David Nicholls is one of Britain's most successful writers with an incomparable talent for making us laugh, cry and wince with recognition. It’s ten years since his novel One Day
became an international publishing phenomenon and the iconic love story for a generation.
David is also one of our most talented and sought-after screenwriters. Patrick Melrose, his recent adaptation from the novels by Edward St Aubyn, was loved by critics and viewers alike and won him a BAFTA for best writer and an Emmy nomination. David’s novels have sold over 8 million copies worldwide and are published in 40 languages.
Sweet Sorrow is the story of one life-changing summer for 16-year-old Charlie Lewis. Charlie is the kind of boy you don’t remember in the school photograph. As the summer stretches before him, his exams have not gone well. At home he is looking after his father, when surely it should be the other way around, and if he thinks about the future at all, it is with a kind of dread.
Then Fran Fisher bursts into his life and although it’s unthinkable, Charlie, despite himself, begins to hope.
But if Charlie wants to be with Fran, he must accept a challenge that will lose him the respect of his friends and almost require him to become a different person. He must join the Company. And if the Company sounds like a cult, the truth is even more appalling: the price of hope, it seems, is Shakespeare.

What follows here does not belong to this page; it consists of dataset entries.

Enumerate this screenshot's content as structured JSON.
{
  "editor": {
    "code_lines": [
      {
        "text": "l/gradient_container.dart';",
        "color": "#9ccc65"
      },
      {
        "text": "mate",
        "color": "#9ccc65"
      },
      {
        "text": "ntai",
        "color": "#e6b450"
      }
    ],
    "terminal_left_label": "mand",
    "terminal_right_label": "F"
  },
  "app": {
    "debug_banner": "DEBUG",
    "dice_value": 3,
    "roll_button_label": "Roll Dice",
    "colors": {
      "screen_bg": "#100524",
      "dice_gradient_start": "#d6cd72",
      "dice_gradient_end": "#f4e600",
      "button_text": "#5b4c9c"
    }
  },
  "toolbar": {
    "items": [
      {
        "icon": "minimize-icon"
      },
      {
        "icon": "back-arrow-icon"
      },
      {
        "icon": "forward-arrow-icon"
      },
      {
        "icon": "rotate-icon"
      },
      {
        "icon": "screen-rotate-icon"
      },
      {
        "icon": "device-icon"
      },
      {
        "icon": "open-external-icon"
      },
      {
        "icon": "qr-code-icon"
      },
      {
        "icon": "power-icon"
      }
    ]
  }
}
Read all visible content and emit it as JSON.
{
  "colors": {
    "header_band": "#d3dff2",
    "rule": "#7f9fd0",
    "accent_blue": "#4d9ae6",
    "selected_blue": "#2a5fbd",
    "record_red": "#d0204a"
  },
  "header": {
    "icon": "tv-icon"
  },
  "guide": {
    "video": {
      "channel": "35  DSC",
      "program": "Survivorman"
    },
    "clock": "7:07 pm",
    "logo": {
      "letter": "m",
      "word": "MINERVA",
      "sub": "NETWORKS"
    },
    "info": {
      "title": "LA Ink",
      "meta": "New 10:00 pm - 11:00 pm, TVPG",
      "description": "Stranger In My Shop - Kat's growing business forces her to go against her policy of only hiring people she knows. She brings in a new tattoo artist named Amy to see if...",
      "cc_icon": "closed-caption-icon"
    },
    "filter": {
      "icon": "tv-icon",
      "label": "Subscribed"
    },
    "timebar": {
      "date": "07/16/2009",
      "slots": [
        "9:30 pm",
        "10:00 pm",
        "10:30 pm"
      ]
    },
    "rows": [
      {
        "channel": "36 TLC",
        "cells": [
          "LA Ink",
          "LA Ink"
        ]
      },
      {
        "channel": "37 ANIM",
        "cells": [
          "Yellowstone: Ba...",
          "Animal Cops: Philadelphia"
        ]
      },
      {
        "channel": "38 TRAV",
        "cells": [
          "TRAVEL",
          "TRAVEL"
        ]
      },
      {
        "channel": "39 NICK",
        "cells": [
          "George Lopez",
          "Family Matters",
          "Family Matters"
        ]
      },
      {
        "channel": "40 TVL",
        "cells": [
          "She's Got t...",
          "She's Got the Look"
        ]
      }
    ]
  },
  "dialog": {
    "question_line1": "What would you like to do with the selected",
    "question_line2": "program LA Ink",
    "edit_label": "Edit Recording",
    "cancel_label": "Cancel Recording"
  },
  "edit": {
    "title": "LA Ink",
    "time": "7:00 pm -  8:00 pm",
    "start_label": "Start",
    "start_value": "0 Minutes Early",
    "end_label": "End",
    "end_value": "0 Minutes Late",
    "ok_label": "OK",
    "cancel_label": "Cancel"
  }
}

Poignant, funny, enchanting, devastating, Sweet Sorrow is a deeply evocative novel about negotiating the rocky path to adulthood, a hymn to the tragicomedy of family life, a celebration of the deep, reviving power of friendship and the brief, searing explosion of first love.